Taiwan Semiconductor Manufacturing Co. gained 2.04 percent to Tw$85.1 while Hon Hai Precision ended up 3.50 percent at Tw$85.7.
— Manila surged 3.14 percent, or 152.79 points, to 5,017.02.
SM Investments rose 2.58 percent to 696 pesos, Philippine Long Distance Telephone gained 1.34 percent to 2,418 pesos and DMCI Holdings jumped 3.39 percent to 61 pesos.
— Wellington closed 0.20 percent, or 7.00 points, higher at 3,521.51.
Contact Energy fell 0.41 percent to HK$4.88, Fletcher Building was 1.12 percent higher at HK$6.30 and Telecom gained 0.59 percent to HK$2.55.
— Kuala Lumpur added 0.53 percent, or 8.17 points, to 1,544.21
Petronas Chemicals Group gained 0.94 percent to 6.46 ringgit, while financial firm CIMB Group Holdings added 0.97 percent to 7.25 ringgit. Plantation giant Sime Darby eased 0.63 percent to 9.48 ringgit.
— Bangkok edged up 0.20 percent or 2.33 points to 1,173.56.
Banpu added 1.19 percent to 512 baht, while Siam cement dropped 0.87 percent to 341 baht.

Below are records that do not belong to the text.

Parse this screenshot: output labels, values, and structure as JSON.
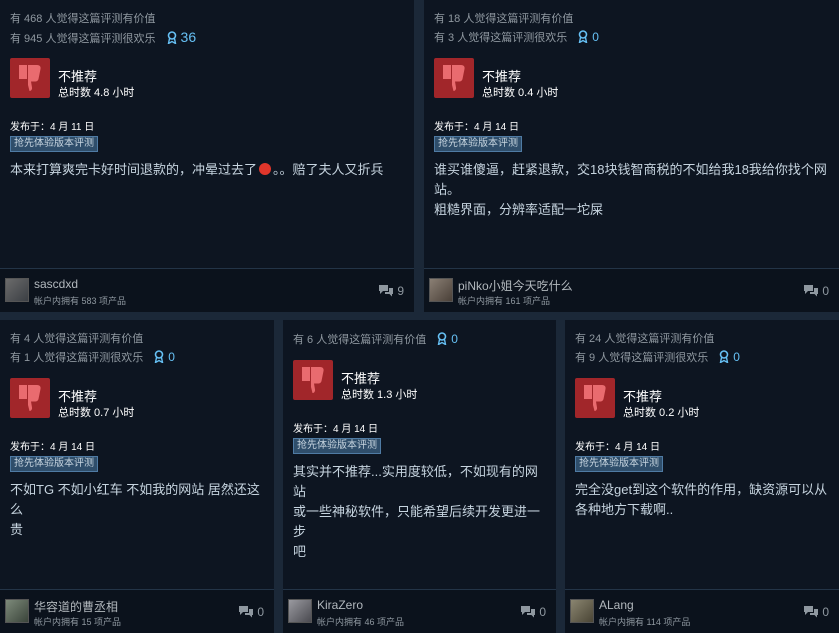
{
  "reviews": [
    {
      "helpful_text": "有 468 人觉得这篇评测有价值",
      "funny_text": "有 945 人觉得这篇评测很欢乐",
      "award_count": "36",
      "verdict": "不推荐",
      "verdict_extra": "",
      "hours": "总时数 4.8 小时",
      "posted": "发布于：4 月 11 日",
      "badge": "抢先体验版本评测",
      "body_parts": [
        "本来打算爽完卡好时间退款的，冲晕过去了",
        "。。赔了夫人又折兵"
      ],
      "username": "sascdxd",
      "products": "帐户内拥有 583 项产品",
      "comments": "9"
    },
    {
      "helpful_text": "有 18 人觉得这篇评测有价值",
      "funny_text": "有 3 人觉得这篇评测很欢乐",
      "award_count": "0",
      "verdict": "不推荐",
      "hours": "总时数 0.4 小时",
      "posted": "发布于：4 月 14 日",
      "badge": "抢先体验版本评测",
      "body_lines": [
        "谁买谁傻逼，赶紧退款，交18块钱智商税的不如给我18我给你找个网",
        "站。",
        "粗糙界面，分辨率适配一坨屎"
      ],
      "username": "piNko小姐今天吃什么",
      "products": "帐户内拥有 161 项产品",
      "comments": "0"
    },
    {
      "helpful_text": "有 4 人觉得这篇评测有价值",
      "funny_text": "有 1 人觉得这篇评测很欢乐",
      "award_count": "0",
      "verdict": "不推荐",
      "hours": "总时数 0.7 小时",
      "posted": "发布于：4 月 14 日",
      "badge": "抢先体验版本评测",
      "body_lines": [
        "不如TG 不如小红车 不如我的网站 居然还这么",
        "贵"
      ],
      "username": "华容道的曹丞相",
      "products": "帐户内拥有 15 项产品",
      "comments": "0"
    },
    {
      "helpful_text": "有 6 人觉得这篇评测有价值",
      "award_count": "0",
      "verdict": "不推荐",
      "hours": "总时数 1.3 小时",
      "posted": "发布于：4 月 14 日",
      "badge": "抢先体验版本评测",
      "body_lines": [
        "其实并不推荐...实用度较低，不如现有的网站",
        "或一些神秘软件，只能希望后续开发更进一步",
        "吧"
      ],
      "username": "KiraZero",
      "products": "帐户内拥有 46 项产品",
      "comments": "0"
    },
    {
      "helpful_text": "有 24 人觉得这篇评测有价值",
      "funny_text": "有 9 人觉得这篇评测很欢乐",
      "award_count": "0",
      "verdict": "不推荐",
      "hours": "总时数 0.2 小时",
      "posted": "发布于：4 月 14 日",
      "badge": "抢先体验版本评测",
      "body_lines": [
        "完全没get到这个软件的作用，缺资源可以从",
        "各种地方下载啊.."
      ],
      "username": "ALang",
      "products": "帐户内拥有 114 项产品",
      "comments": "0"
    }
  ],
  "colors": {
    "background": "#1b2838",
    "card": "#0d1521",
    "thumb_red": "#a1262a",
    "award_blue": "#66c0f4"
  },
  "icons": [
    "thumbs-down-icon",
    "award-ribbon-icon",
    "comment-bubble-icon",
    "avatar"
  ]
}
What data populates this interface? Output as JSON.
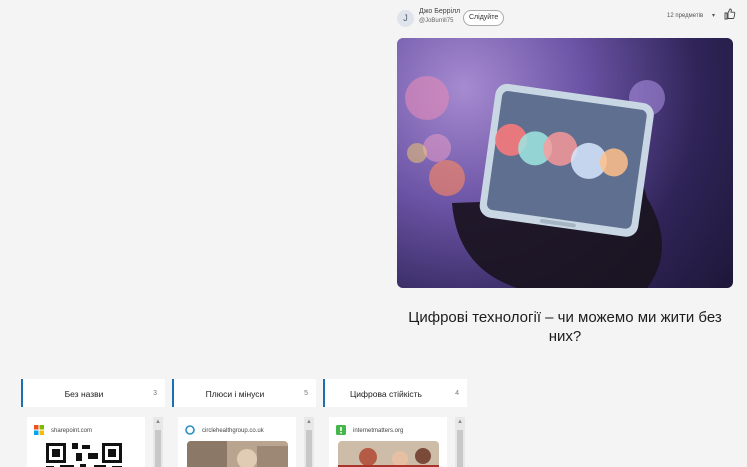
{
  "author": {
    "avatar_letter": "J",
    "name": "Джо Беррілл",
    "handle": "@JoBurrill75",
    "follow_label": "Слідуйте"
  },
  "items_count": "12 предметів",
  "caret": "▾",
  "post_title": "Цифрові технології – чи можемо ми жити без них?",
  "columns": [
    {
      "title": "Без назви",
      "count": "3",
      "source": "sharepoint.com"
    },
    {
      "title": "Плюси і мінуси",
      "count": "5",
      "source": "circlehealthgroup.co.uk"
    },
    {
      "title": "Цифрова стійкість",
      "count": "4",
      "source": "internetmatters.org"
    }
  ],
  "scroll_up": "▲",
  "colors": {
    "accent": "#1d6fb4"
  }
}
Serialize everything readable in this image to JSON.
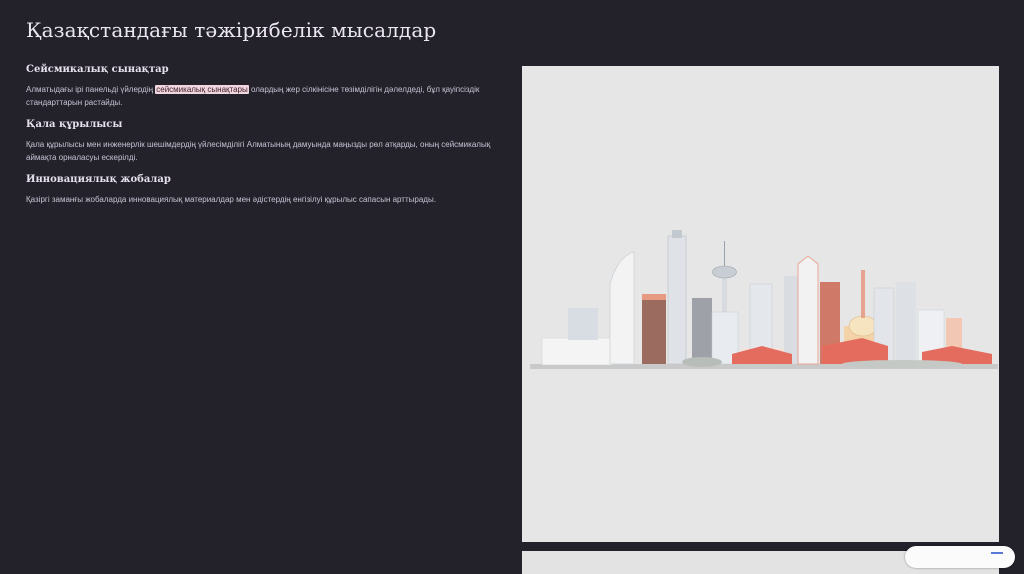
{
  "slide": {
    "title": "Қазақстандағы тәжірибелік мысалдар"
  },
  "sections": [
    {
      "heading": "Сейсмикалық сынақтар",
      "text_before": "Алматыдағы ірі панельді үйлердің ",
      "highlight": "сейсмикалық сынақтары",
      "text_after": " олардың жер сілкінісіне төзімділігін дәлелдеді, бұл қауіпсіздік стандарттарын растайды."
    },
    {
      "heading": "Қала құрылысы",
      "text": "Қала құрылысы мен инженерлік шешімдердің үйлесімділігі Алматының дамуында маңызды рөл атқарды, оның сейсмикалық аймақта орналасуы ескерілді."
    },
    {
      "heading": "Инновациялық жобалар",
      "text": "Қазіргі заманғы жобаларда инновациялық материалдар мен әдістердің енгізілуі құрылыс сапасын арттырады."
    }
  ],
  "colors": {
    "background": "#23222a",
    "highlight": "#f2d6df",
    "image_bg": "#e6e6e6"
  },
  "icons": {
    "city_illustration": "city-skyline-illustration"
  }
}
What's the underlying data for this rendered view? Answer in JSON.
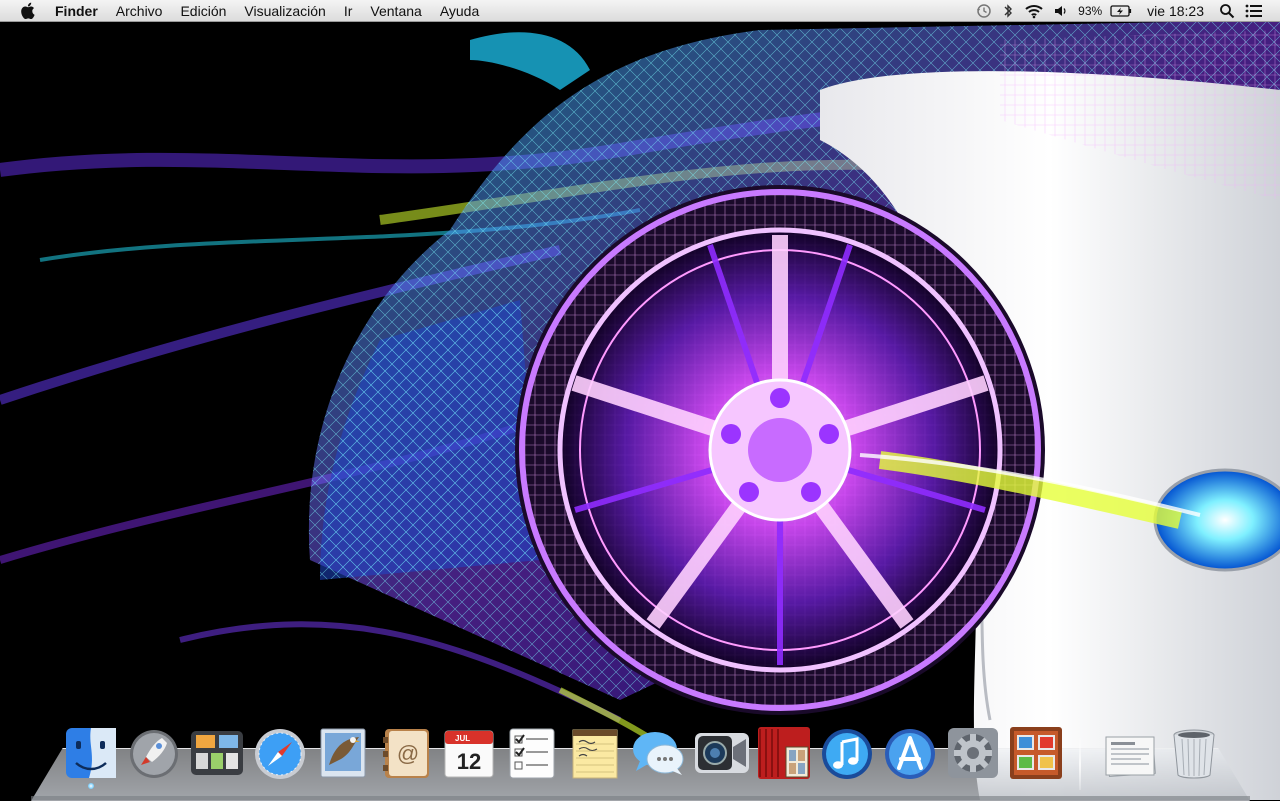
{
  "menubar": {
    "app_name": "Finder",
    "menus": [
      "Archivo",
      "Edición",
      "Visualización",
      "Ir",
      "Ventana",
      "Ayuda"
    ],
    "battery": "93%",
    "clock": "vie 18:23",
    "icons": [
      "apple-icon",
      "time-machine-icon",
      "bluetooth-icon",
      "wifi-icon",
      "volume-icon",
      "battery-icon",
      "spotlight-icon",
      "list-icon"
    ]
  },
  "desktop": {
    "wallpaper": "neon wireframe sports car wheel"
  },
  "dock": {
    "apps": [
      {
        "id": "finder",
        "name": "Finder",
        "icon": "finder-icon"
      },
      {
        "id": "launchpad",
        "name": "Launchpad",
        "icon": "launchpad-icon"
      },
      {
        "id": "mission-control",
        "name": "Mission Control",
        "icon": "mission-control-icon"
      },
      {
        "id": "safari",
        "name": "Safari",
        "icon": "safari-icon"
      },
      {
        "id": "mail",
        "name": "Mail",
        "icon": "mail-icon"
      },
      {
        "id": "contacts",
        "name": "Contactos",
        "icon": "contacts-icon"
      },
      {
        "id": "calendar",
        "name": "Calendario",
        "icon": "calendar-icon",
        "month": "JUL",
        "day": "12"
      },
      {
        "id": "reminders",
        "name": "Recordatorios",
        "icon": "reminders-icon"
      },
      {
        "id": "notes",
        "name": "Notas",
        "icon": "notes-icon"
      },
      {
        "id": "messages",
        "name": "Mensajes",
        "icon": "messages-icon"
      },
      {
        "id": "facetime",
        "name": "FaceTime",
        "icon": "facetime-icon"
      },
      {
        "id": "photo-booth",
        "name": "Photo Booth",
        "icon": "photo-booth-icon"
      },
      {
        "id": "itunes",
        "name": "iTunes",
        "icon": "itunes-icon"
      },
      {
        "id": "app-store",
        "name": "App Store",
        "icon": "app-store-icon"
      },
      {
        "id": "system-preferences",
        "name": "Preferencias del Sistema",
        "icon": "gear-icon"
      },
      {
        "id": "photo-app",
        "name": "Álbum",
        "icon": "photo-album-icon"
      }
    ],
    "right_items": [
      {
        "id": "documents",
        "name": "Documentos",
        "icon": "documents-stack-icon"
      },
      {
        "id": "trash",
        "name": "Papelera",
        "icon": "trash-icon"
      }
    ],
    "running": [
      "finder"
    ]
  },
  "colors": {
    "menubar": "#e8e8e8",
    "neon_purple": "#b040ff",
    "neon_cyan": "#20e0ff",
    "neon_yellow": "#d8ff30"
  }
}
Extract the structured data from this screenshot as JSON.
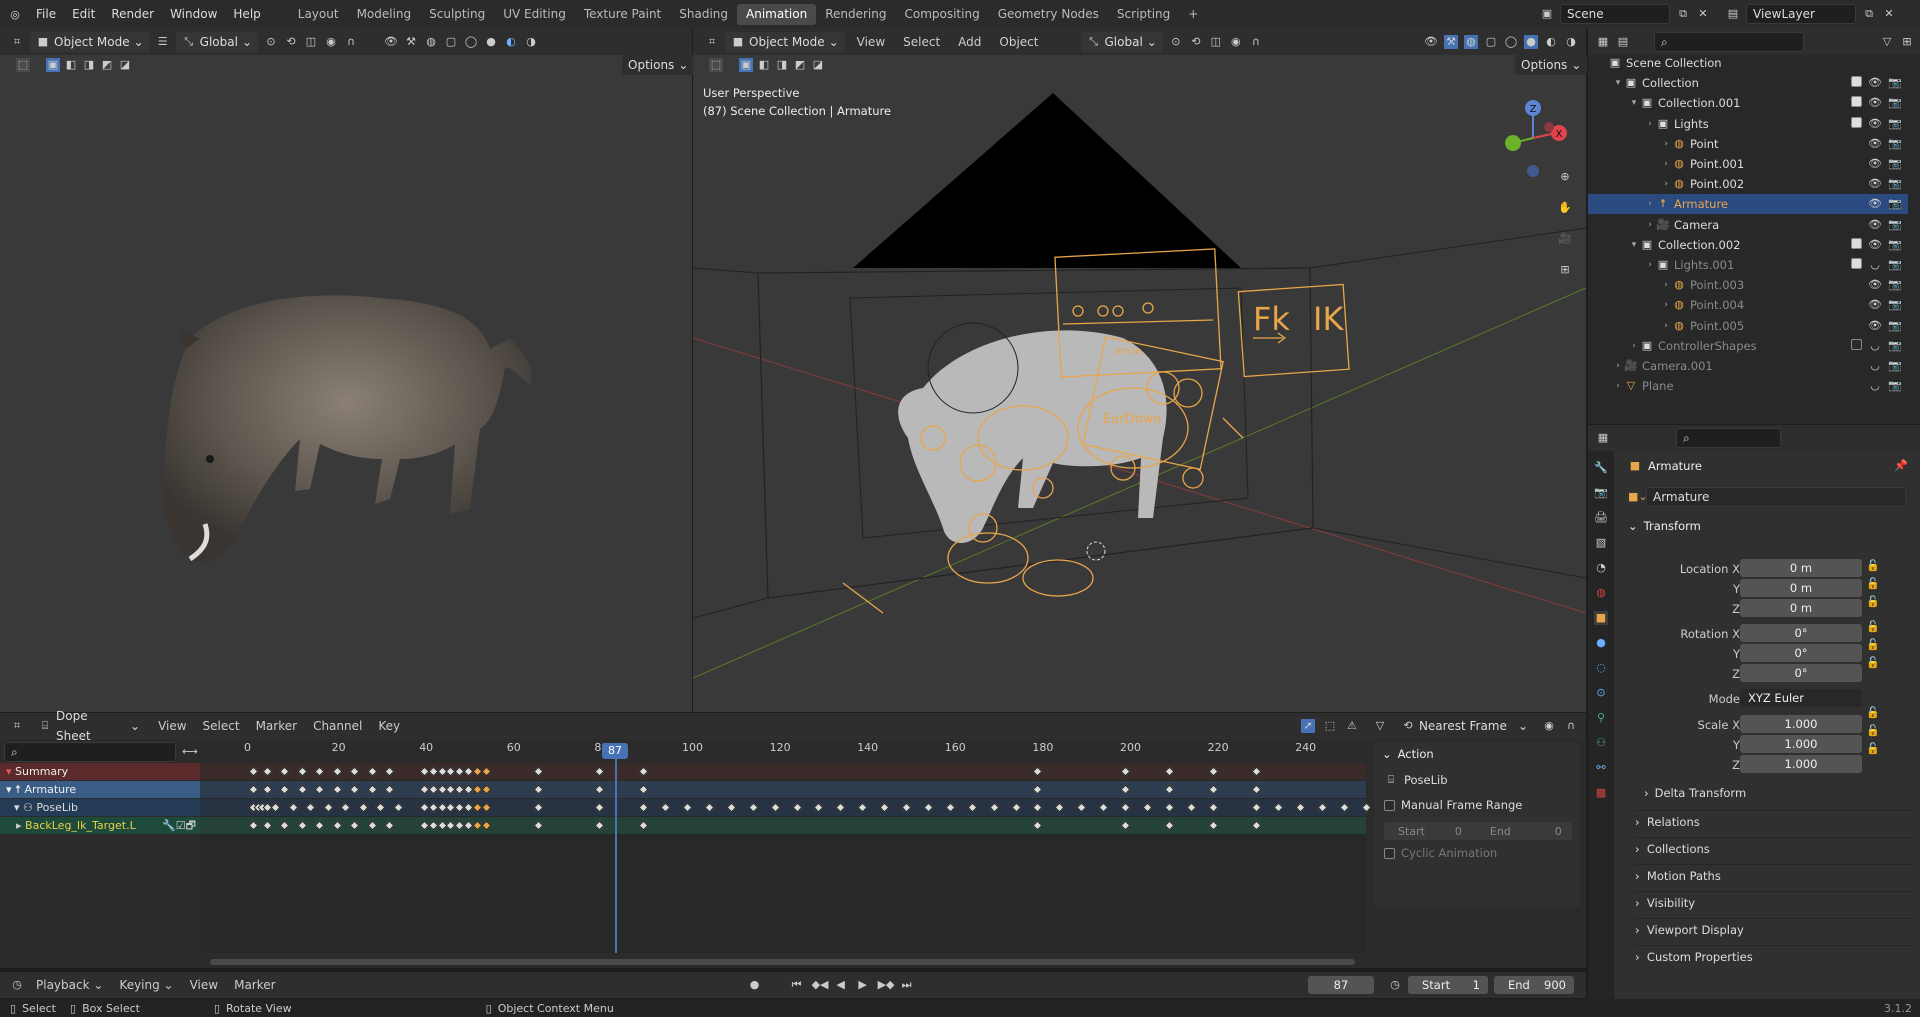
{
  "app": {
    "version": "3.1.2"
  },
  "topbar": {
    "menus": [
      "File",
      "Edit",
      "Render",
      "Window",
      "Help"
    ],
    "workspaces": [
      "Layout",
      "Modeling",
      "Sculpting",
      "UV Editing",
      "Texture Paint",
      "Shading",
      "Animation",
      "Rendering",
      "Compositing",
      "Geometry Nodes",
      "Scripting"
    ],
    "active_workspace": "Animation",
    "add": "+",
    "scene": "Scene",
    "view_layer": "ViewLayer"
  },
  "left_viewport": {
    "mode": "Object Mode",
    "orientation": "Global",
    "options": "Options"
  },
  "main_viewport": {
    "mode": "Object Mode",
    "menus": [
      "View",
      "Select",
      "Add",
      "Object"
    ],
    "orientation": "Global",
    "options": "Options",
    "perspective": "User Perspective",
    "context": "(87) Scene Collection | Armature",
    "fk_label": "Fk",
    "ik_label": "IK",
    "board_text_1": "smile",
    "board_text_2": "EarDown",
    "gizmo": {
      "x": "X",
      "y": "Y",
      "z": "Z"
    }
  },
  "outliner": {
    "search_placeholder": "",
    "rows": [
      {
        "label": "Scene Collection",
        "depth": 0,
        "icon": "collection"
      },
      {
        "label": "Collection",
        "depth": 1,
        "icon": "collection"
      },
      {
        "label": "Collection.001",
        "depth": 2,
        "icon": "collection"
      },
      {
        "label": "Lights",
        "depth": 3,
        "icon": "collection"
      },
      {
        "label": "Point",
        "depth": 4,
        "icon": "light"
      },
      {
        "label": "Point.001",
        "depth": 4,
        "icon": "light"
      },
      {
        "label": "Point.002",
        "depth": 4,
        "icon": "light"
      },
      {
        "label": "Armature",
        "depth": 3,
        "icon": "armature",
        "selected": true
      },
      {
        "label": "Camera",
        "depth": 3,
        "icon": "camera"
      },
      {
        "label": "Collection.002",
        "depth": 2,
        "icon": "collection"
      },
      {
        "label": "Lights.001",
        "depth": 3,
        "icon": "collection",
        "dim": true
      },
      {
        "label": "Point.003",
        "depth": 4,
        "icon": "light",
        "dim": true
      },
      {
        "label": "Point.004",
        "depth": 4,
        "icon": "light",
        "dim": true
      },
      {
        "label": "Point.005",
        "depth": 4,
        "icon": "light",
        "dim": true
      },
      {
        "label": "ControllerShapes",
        "depth": 2,
        "icon": "collection",
        "dim": true
      },
      {
        "label": "Camera.001",
        "depth": 1,
        "icon": "camera",
        "dim": true
      },
      {
        "label": "Plane",
        "depth": 1,
        "icon": "mesh",
        "dim": true
      }
    ]
  },
  "properties": {
    "title": "Armature",
    "object_name": "Armature",
    "transform": "Transform",
    "location_label": "Location X",
    "rotation_label": "Rotation X",
    "scale_label": "Scale X",
    "y": "Y",
    "z": "Z",
    "location": [
      "0 m",
      "0 m",
      "0 m"
    ],
    "rotation": [
      "0°",
      "0°",
      "0°"
    ],
    "mode_label": "Mode",
    "mode_value": "XYZ Euler",
    "scale": [
      "1.000",
      "1.000",
      "1.000"
    ],
    "delta": "Delta Transform",
    "sections": [
      "Relations",
      "Collections",
      "Motion Paths",
      "Visibility",
      "Viewport Display",
      "Custom Properties"
    ]
  },
  "dopesheet": {
    "mode": "Dope Sheet",
    "menus": [
      "View",
      "Select",
      "Marker",
      "Channel",
      "Key"
    ],
    "snap": "Nearest Frame",
    "current_frame": "87",
    "ticks": [
      "0",
      "20",
      "40",
      "60",
      "80",
      "100",
      "120",
      "140",
      "160",
      "180",
      "200",
      "220",
      "240"
    ],
    "channels": [
      "Summary",
      "Armature",
      "PoseLib",
      "BackLeg_Ik_Target.L"
    ],
    "action": {
      "title": "Action",
      "name": "PoseLib",
      "manual_range": "Manual Frame Range",
      "start_label": "Start",
      "start_val": "0",
      "end_label": "End",
      "end_val": "0",
      "cyclic": "Cyclic Animation"
    }
  },
  "timeline": {
    "menus": [
      "Playback",
      "Keying",
      "View",
      "Marker"
    ],
    "current_frame": "87",
    "start_label": "Start",
    "start": "1",
    "end_label": "End",
    "end": "900"
  },
  "statusbar": {
    "select": "Select",
    "box_select": "Box Select",
    "rotate": "Rotate View",
    "context_menu": "Object Context Menu"
  },
  "colors": {
    "accent": "#4772b3",
    "selection": "#e8a64b",
    "summary_bg": "#5b2a2a",
    "armature_bg": "#24476e",
    "poselib_bg": "#243b56",
    "channel_bg": "#1d4a3a"
  }
}
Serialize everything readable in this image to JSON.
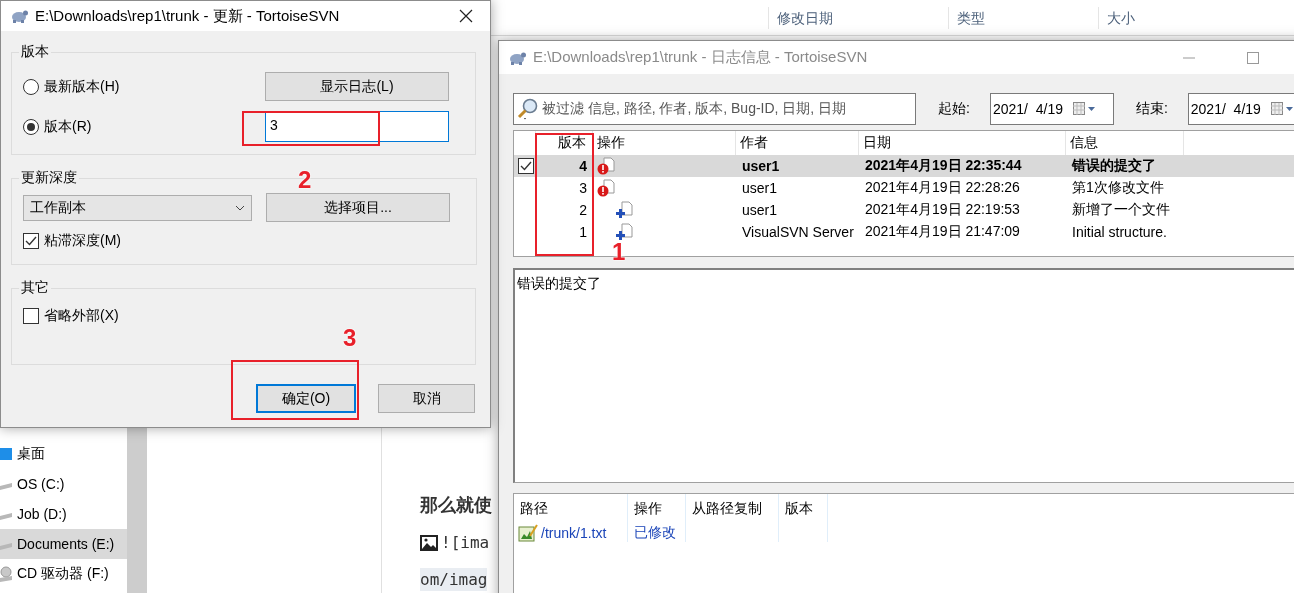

— Mumbai ended up 0.25 percent, or 40.39 points at 16,070.48.
— Jakarta was closed for a public holiday.